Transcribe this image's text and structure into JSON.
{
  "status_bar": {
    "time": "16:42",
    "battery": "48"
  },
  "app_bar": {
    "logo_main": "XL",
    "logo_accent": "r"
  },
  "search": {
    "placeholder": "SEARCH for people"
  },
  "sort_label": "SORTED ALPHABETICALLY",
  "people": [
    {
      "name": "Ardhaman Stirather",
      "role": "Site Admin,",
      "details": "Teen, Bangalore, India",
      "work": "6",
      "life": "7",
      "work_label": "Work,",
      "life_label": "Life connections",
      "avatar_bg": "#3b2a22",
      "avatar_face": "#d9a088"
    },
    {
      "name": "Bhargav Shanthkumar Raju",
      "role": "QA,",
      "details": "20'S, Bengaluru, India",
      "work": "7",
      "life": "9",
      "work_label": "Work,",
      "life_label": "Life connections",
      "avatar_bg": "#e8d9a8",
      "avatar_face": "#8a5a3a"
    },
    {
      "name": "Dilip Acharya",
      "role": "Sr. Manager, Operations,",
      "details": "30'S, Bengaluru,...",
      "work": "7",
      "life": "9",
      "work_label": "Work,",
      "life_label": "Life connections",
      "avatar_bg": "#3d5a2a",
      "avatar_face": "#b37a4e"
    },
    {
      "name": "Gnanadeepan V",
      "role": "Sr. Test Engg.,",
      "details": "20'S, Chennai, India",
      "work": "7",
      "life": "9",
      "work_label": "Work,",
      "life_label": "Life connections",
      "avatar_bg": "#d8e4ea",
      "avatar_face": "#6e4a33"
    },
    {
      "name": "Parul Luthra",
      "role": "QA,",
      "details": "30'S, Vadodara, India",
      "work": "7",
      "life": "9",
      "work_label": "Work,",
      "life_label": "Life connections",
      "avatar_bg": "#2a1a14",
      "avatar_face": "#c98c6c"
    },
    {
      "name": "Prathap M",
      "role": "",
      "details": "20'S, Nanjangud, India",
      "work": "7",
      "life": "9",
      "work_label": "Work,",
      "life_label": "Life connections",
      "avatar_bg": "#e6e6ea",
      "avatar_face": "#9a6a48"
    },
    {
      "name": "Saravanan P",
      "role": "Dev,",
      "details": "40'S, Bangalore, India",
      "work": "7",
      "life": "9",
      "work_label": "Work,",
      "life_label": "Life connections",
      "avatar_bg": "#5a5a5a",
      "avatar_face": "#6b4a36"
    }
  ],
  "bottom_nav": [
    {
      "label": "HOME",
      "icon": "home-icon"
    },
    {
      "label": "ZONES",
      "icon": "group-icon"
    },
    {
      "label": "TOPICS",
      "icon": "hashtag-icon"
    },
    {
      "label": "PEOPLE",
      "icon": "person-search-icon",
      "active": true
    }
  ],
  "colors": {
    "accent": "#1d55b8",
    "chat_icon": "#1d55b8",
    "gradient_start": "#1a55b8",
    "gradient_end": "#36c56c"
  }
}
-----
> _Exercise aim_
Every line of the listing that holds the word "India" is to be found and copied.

> _Solution_
      "details": "Teen, Bangalore, India",
      "details": "20'S, Bengaluru, India",
      "details": "20'S, Chennai, India",
      "details": "30'S, Vadodara, India",
      "details": "20'S, Nanjangud, India",
      "details": "40'S, Bangalore, India",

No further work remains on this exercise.